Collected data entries
__________________________________________________
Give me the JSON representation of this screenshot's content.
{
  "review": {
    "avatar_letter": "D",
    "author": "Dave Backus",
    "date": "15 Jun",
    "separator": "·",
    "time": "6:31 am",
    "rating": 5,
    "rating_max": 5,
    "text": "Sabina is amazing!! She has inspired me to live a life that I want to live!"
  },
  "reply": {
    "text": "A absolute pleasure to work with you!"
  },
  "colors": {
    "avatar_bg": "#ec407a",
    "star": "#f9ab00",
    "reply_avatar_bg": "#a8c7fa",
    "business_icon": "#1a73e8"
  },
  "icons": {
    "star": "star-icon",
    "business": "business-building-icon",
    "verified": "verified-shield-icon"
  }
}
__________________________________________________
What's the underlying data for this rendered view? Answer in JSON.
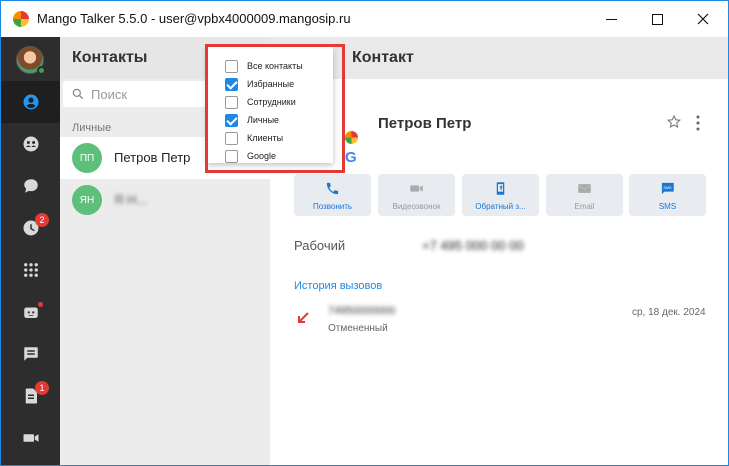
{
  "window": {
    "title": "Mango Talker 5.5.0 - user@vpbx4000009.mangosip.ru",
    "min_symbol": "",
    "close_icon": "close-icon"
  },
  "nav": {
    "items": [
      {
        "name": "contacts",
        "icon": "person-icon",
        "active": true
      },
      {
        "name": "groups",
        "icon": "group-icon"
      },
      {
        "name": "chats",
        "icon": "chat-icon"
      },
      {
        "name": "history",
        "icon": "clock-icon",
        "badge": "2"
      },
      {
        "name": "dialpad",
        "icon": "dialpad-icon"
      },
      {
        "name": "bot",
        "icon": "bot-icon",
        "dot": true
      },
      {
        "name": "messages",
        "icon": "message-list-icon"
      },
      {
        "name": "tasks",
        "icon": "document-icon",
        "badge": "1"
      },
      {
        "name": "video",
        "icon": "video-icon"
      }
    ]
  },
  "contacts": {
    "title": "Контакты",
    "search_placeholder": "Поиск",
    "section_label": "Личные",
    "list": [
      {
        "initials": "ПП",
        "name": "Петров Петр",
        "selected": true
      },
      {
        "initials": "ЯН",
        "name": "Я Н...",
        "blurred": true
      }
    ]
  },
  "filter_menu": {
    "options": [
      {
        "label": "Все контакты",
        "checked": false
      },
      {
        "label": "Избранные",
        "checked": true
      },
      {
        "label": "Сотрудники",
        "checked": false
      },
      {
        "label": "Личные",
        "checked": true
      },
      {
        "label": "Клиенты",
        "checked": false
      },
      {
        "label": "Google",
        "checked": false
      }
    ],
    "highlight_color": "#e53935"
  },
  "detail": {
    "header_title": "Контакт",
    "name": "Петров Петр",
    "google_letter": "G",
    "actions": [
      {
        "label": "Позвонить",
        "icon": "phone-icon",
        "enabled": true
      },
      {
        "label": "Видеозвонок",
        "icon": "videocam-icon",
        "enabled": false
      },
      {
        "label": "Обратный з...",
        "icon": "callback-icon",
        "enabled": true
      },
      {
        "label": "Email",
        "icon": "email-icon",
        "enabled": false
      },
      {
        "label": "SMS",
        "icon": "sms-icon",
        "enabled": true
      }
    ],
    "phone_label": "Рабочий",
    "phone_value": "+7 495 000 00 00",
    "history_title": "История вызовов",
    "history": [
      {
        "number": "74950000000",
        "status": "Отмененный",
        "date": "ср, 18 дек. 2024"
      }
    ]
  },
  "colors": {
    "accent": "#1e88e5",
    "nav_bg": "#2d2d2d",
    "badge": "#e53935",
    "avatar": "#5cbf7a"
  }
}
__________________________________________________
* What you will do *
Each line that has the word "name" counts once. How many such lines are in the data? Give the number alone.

* Your response *
12